III. Potential Future Ramifications
The Court’s ruling has no direct impact on the obligation of mine operators to repair or compensate for subsidence-related damages to residential properties as opposed to commercial properties. OSM and SMCRA require operators to repair or pay for damages to residential properties, and the Court recognized that the State mining program must be interpreted to be a stringent as the federal SMCRA program. Oddly, though, the opinion suggests that the rights of individuals and corporations are different under either the common law or the WVSCMRA. In its amicus brief, the WVDOH cited prior decisions of the Court that found surface owners were accorded certain remedial rights under the WVSCMRA, even where they have parted with the common law right of subjacent support. Even though there are logical grounds for distinguishing those cases, the Court brushed them aside as “unpersuasive” because they involved “private property owner’s rights (as opposed to those of corporations)….” This comment is unexplained. While the federal mining program imposes different remedial obligations for subsidence damages to “residential” and non-residential or commercial facilities, neither it nor the state program otherwise recognize differences in the protections afforded “individuals” and “corporations.” Whether the Court simply used the personal/corporate distinction as an alternative means of describing the residential/commercial distinctions in the programs is unclear.
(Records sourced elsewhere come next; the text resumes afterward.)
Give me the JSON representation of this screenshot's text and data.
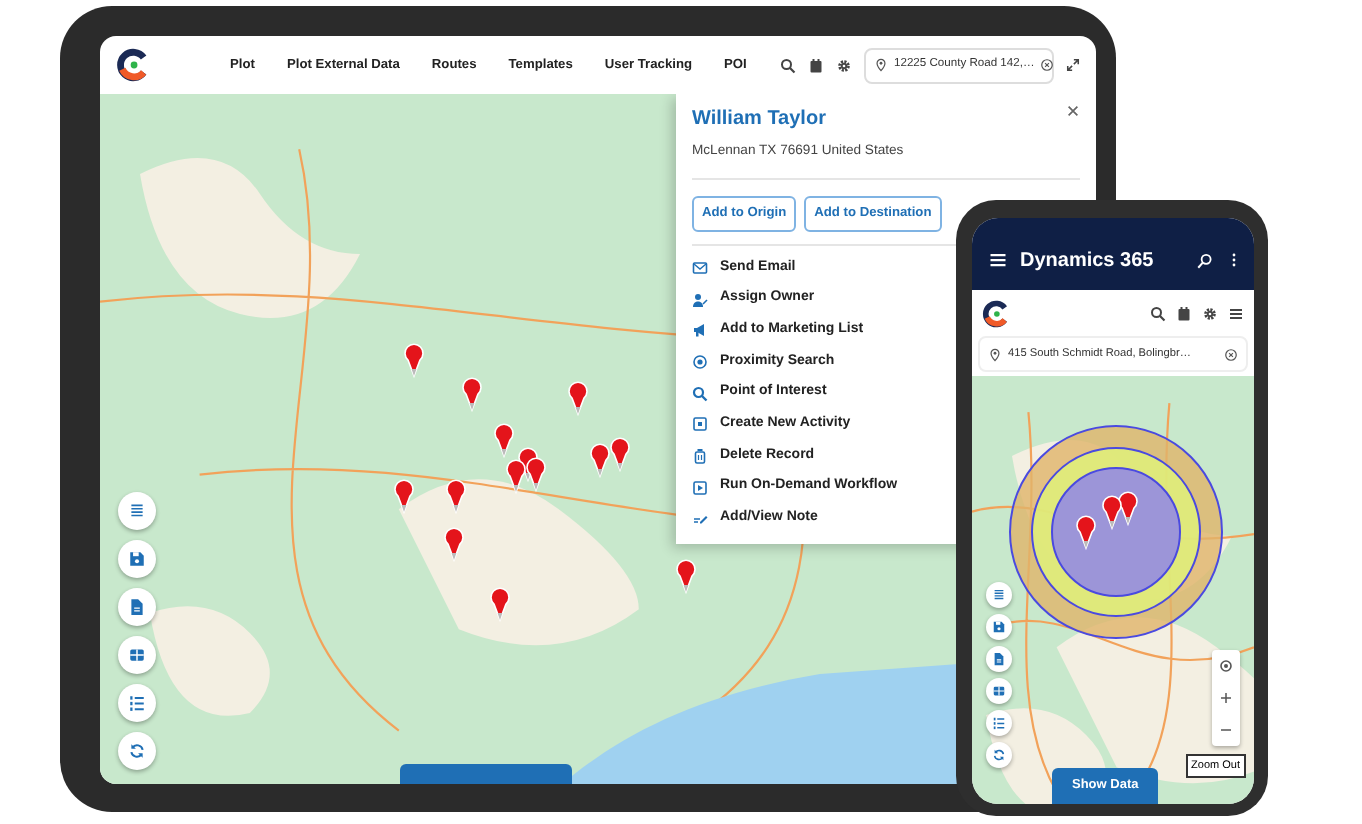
{
  "tablet": {
    "nav": [
      {
        "label": "Plot"
      },
      {
        "label": "Plot External Data"
      },
      {
        "label": "Routes"
      },
      {
        "label": "Templates"
      },
      {
        "label": "User Tracking"
      },
      {
        "label": "POI"
      }
    ],
    "address_field": {
      "value": "12225 County Road 142,…"
    },
    "popup": {
      "name": "William Taylor",
      "address": "McLennan TX 76691 United States",
      "buttons": [
        "Add to Origin",
        "Add to Destination"
      ],
      "actions": [
        {
          "label": "Send Email"
        },
        {
          "label": "Assign Owner"
        },
        {
          "label": "Add to Marketing List"
        },
        {
          "label": "Proximity Search"
        },
        {
          "label": "Point of Interest"
        },
        {
          "label": "Create New Activity"
        },
        {
          "label": "Delete Record"
        },
        {
          "label": "Run On-Demand Workflow"
        },
        {
          "label": "Add/View Note"
        }
      ]
    }
  },
  "phone": {
    "title": "Dynamics 365",
    "address_field": {
      "value": "415 South Schmidt Road, Bolingbr…"
    },
    "zoom_out": "Zoom Out",
    "show_data": "Show Data"
  }
}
Interestingly, the Court is currently scheduled to hear another case (Schoene v. McElroy) in January of 2018 that deals with the continued validity of an underground mine operator’s deed waiver to preclude common law claims related to subsidence damage from the surface owner. We have previously written about Schoene here. The difference between Texas Eastern and Schoene is that the plaintiffs in Schoene are non-corporate owners of a residential dwelling. If that were the only difference, it would seem that the Court might rule in favor of the surface owners based on dicta in Texas Eastern. However, the main issue in Schoene is not whether the mine operator must repair or compensate pursuant to § 38-2-16.2.c.2—the operator concedes that it must repair or compensate for subsidence damage to the surface—but whether WVSMCRA and its implementing rules effectively invalidated the operator’s deed waiver in its entirety, thereby reviving all of the surface owner’s common law claims for damages (as opposed to simply providing additional statutory protections). The Court’s decision in Texas Eastern suggests that it will uphold the validity of the operator’s deed waivers.
This article was authored by Chris M. Hunter, Jackson Kelly PLLC. For more information on the author, see here.